A bed of roses
What's the meaning of the phrase 'A bed of roses'?
The expression 'a bed of roses' describes a pleasant or easy situation.
What's the origin of the phrase 'A bed of roses'?
'A bed of roses' is first found in Christopher Marlowe's The Passionate Shepherd To His Love. This was published posthumously in 1599 - Marlowe died in 1593.
Come live with me and be my love,
And we will all the pleasures prove
That valleys, groves, hills, and fields,
Woods or steepy mountain yields.
And we will sit upon the rocks,
Seeing the shepherds feed their flocks,
By shallow rivers to whose falls
Melodious birds sing madrigals.
And I will make thee beds of roses
And a thousand fragrant posies,
A cap of flowers, and a kirtle
Embroidered all with leaves of myrtle;
A gown made of the finest wool
Which from our pretty lambs we pull;
Fair lined slippers for the cold,
With buckles of the purest gold;
A belt of straw and ivy buds,
With coral clasps and amber studs:
And if these pleasures may thee move,
Come live with me and be my love.
The shepherds' swains shall dance and sing
For thy delight each May morning:
If these delights thy mind may move,
Then live with me and be my love.
Here, Marlowe was referring to real flowers.

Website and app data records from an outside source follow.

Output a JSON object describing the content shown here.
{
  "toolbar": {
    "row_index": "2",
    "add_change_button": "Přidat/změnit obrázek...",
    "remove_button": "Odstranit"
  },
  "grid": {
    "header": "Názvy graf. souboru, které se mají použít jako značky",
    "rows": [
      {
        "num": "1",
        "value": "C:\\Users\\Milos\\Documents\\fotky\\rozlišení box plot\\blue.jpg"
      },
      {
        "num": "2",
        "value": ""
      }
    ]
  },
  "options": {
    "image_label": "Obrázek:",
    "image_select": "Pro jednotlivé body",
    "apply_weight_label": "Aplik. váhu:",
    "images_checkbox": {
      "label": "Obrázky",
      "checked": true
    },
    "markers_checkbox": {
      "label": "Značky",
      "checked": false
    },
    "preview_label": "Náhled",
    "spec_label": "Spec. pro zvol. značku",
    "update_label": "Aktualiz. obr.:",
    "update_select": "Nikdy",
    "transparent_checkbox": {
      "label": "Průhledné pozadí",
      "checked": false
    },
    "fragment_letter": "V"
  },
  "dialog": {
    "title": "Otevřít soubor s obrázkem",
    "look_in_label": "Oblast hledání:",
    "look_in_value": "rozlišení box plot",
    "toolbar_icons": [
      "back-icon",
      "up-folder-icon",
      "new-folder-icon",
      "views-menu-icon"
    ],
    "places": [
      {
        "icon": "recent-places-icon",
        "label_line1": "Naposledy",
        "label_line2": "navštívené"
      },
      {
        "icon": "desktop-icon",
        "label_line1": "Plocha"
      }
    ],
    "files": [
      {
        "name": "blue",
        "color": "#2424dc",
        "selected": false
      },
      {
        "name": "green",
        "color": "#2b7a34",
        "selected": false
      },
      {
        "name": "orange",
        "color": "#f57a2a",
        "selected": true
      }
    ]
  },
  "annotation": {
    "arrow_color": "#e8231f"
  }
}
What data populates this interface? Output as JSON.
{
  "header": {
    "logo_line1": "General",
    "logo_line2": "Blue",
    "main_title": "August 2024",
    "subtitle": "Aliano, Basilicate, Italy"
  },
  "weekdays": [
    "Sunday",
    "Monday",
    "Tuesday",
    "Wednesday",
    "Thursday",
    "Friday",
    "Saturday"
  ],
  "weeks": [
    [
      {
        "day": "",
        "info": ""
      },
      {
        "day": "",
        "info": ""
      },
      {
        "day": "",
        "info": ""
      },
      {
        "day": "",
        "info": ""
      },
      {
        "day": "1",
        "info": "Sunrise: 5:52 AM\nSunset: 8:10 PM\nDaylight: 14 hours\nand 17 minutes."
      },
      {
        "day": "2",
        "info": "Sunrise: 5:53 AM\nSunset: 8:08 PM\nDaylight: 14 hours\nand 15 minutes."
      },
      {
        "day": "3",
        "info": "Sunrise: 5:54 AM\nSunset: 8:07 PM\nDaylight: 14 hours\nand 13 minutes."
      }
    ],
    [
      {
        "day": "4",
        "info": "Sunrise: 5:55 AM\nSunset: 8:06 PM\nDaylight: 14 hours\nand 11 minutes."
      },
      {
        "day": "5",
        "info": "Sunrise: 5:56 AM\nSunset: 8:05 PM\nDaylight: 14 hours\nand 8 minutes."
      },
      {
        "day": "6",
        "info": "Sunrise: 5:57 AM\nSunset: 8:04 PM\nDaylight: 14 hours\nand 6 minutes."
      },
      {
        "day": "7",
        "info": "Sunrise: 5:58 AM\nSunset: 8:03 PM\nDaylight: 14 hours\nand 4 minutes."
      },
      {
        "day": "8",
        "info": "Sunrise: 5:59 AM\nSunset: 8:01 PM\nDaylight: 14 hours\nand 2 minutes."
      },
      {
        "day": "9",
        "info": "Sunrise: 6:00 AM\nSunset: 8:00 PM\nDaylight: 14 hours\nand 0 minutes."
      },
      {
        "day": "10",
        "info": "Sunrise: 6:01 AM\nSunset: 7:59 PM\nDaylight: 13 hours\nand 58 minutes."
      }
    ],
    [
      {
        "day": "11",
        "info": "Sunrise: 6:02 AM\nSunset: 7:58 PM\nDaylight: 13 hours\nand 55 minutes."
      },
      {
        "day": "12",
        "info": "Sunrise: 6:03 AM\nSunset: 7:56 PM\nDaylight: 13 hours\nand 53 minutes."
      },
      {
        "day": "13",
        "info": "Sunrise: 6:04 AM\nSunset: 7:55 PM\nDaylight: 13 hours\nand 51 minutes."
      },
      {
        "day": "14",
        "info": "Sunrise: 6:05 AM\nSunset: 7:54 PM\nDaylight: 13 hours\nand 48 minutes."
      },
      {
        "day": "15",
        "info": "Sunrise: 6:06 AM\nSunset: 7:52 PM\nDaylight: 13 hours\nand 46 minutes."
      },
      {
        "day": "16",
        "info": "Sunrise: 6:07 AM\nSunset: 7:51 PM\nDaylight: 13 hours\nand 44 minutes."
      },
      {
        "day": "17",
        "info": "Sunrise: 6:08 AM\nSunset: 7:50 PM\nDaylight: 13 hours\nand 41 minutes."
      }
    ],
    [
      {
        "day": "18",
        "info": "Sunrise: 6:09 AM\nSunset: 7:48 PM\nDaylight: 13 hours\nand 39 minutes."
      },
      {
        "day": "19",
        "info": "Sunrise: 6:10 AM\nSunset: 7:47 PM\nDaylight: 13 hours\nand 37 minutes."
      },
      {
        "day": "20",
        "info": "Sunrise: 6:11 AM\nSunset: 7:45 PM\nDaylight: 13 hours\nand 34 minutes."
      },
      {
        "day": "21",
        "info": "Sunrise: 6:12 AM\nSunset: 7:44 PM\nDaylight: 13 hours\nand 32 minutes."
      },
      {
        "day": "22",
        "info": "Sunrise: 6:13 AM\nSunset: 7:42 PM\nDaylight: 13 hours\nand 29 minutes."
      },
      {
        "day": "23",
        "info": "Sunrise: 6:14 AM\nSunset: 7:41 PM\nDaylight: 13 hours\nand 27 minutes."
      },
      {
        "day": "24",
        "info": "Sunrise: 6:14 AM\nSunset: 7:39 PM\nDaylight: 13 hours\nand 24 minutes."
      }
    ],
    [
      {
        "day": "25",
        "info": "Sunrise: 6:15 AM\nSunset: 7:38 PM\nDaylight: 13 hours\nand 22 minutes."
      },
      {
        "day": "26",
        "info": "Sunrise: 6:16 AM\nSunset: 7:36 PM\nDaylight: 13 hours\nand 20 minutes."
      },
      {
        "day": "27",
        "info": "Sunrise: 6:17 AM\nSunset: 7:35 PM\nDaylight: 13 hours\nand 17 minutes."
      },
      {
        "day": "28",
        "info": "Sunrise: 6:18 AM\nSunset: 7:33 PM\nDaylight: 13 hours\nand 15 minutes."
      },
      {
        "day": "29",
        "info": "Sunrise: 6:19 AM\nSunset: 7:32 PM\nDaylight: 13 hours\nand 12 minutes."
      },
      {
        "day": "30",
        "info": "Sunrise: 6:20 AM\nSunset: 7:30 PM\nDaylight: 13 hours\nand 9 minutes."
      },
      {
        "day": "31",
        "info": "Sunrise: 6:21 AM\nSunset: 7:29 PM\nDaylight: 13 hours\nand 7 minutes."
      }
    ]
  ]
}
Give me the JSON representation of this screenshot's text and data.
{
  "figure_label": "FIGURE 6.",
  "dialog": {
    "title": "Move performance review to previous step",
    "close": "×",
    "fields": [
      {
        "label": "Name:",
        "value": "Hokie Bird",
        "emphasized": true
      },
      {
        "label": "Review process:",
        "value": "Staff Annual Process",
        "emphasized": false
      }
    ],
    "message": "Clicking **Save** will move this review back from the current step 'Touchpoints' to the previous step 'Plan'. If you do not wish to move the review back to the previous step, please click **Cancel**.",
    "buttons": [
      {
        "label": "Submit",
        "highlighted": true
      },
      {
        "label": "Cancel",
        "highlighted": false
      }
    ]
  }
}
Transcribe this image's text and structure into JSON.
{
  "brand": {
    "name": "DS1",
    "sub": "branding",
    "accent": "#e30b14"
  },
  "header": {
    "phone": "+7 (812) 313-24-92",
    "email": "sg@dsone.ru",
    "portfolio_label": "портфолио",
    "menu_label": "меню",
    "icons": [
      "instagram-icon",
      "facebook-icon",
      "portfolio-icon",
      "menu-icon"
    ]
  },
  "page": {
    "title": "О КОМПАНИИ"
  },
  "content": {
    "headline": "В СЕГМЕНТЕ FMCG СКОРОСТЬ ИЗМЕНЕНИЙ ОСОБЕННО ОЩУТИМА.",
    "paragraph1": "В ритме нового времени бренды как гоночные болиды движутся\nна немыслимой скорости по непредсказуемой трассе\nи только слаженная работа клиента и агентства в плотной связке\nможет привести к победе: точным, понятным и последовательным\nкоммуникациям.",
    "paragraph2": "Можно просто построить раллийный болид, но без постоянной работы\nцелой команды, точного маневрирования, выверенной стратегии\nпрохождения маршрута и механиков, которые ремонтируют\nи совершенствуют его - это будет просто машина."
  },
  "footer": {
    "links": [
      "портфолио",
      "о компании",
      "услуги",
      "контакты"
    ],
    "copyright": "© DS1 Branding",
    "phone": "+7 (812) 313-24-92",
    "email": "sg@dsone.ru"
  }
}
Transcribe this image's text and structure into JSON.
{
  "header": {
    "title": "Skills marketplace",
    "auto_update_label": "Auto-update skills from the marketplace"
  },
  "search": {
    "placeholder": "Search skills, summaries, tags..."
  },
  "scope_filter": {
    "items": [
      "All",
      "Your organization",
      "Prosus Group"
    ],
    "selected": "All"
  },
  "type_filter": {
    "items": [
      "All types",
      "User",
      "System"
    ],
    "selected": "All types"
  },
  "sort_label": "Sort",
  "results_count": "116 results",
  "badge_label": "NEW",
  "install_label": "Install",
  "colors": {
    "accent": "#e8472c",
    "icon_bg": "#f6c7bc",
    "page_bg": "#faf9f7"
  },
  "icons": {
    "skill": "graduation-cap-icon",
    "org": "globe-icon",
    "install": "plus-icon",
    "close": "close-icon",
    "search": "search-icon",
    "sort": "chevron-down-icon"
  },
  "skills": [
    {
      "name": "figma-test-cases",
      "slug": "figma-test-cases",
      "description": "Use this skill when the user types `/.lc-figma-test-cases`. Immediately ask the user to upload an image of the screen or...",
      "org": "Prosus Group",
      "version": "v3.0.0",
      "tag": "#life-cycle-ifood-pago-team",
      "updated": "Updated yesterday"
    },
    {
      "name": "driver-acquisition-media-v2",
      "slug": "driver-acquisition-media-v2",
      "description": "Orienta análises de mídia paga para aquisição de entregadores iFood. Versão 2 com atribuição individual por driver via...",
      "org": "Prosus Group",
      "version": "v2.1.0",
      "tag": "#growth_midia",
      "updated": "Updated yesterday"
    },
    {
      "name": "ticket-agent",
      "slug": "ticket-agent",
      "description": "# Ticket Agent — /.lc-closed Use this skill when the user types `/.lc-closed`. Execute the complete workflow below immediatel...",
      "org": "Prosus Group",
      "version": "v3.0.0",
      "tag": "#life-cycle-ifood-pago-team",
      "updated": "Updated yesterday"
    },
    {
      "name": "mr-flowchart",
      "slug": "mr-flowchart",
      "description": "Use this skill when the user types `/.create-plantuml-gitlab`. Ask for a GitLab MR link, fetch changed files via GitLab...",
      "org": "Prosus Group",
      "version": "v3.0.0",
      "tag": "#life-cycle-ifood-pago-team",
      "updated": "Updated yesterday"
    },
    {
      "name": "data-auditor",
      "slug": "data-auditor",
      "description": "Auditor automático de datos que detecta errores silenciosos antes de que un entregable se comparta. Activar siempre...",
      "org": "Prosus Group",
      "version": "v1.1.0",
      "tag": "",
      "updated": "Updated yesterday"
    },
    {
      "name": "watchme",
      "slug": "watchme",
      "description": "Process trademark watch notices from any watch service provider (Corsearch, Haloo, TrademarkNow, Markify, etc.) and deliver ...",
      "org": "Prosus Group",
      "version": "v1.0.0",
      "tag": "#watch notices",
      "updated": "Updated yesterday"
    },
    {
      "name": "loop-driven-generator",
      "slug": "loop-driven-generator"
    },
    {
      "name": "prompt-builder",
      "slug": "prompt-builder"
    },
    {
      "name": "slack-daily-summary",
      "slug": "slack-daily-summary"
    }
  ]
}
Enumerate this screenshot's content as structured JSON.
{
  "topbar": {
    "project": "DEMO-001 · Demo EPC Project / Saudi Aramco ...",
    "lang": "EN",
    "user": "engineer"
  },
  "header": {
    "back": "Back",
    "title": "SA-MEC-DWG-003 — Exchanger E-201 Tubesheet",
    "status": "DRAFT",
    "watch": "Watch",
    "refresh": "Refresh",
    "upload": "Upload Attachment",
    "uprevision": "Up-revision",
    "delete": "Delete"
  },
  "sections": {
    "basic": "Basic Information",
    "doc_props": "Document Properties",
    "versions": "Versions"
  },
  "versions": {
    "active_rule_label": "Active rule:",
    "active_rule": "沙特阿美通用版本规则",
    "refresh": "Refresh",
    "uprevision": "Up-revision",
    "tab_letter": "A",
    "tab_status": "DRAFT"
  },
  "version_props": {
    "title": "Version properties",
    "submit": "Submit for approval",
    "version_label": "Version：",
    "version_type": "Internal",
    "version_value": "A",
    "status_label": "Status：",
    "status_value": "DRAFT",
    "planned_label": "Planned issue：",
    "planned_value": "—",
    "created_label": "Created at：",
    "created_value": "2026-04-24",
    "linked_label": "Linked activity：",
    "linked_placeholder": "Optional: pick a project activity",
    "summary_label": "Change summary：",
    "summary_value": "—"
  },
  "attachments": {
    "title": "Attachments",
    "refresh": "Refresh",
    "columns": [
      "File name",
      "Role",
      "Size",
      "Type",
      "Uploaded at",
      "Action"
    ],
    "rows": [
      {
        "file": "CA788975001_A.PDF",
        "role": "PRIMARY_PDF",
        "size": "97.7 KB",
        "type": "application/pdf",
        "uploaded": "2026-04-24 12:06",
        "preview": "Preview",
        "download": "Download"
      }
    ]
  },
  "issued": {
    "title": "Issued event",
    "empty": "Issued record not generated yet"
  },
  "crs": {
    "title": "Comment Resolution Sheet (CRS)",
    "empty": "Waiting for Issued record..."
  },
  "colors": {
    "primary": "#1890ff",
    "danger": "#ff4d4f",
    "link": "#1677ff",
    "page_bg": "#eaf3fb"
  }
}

The phrase has since come to be used figuratively to refer to any easy and pleasant situation, floral or otherwise.
The literal interpretation of the phrase was taken up in the imagery for the 1999 film 'American Beauty'.
The commercial potential of that imagery was soon exploited and 'Bed of Roses' bath kits were soon on sale.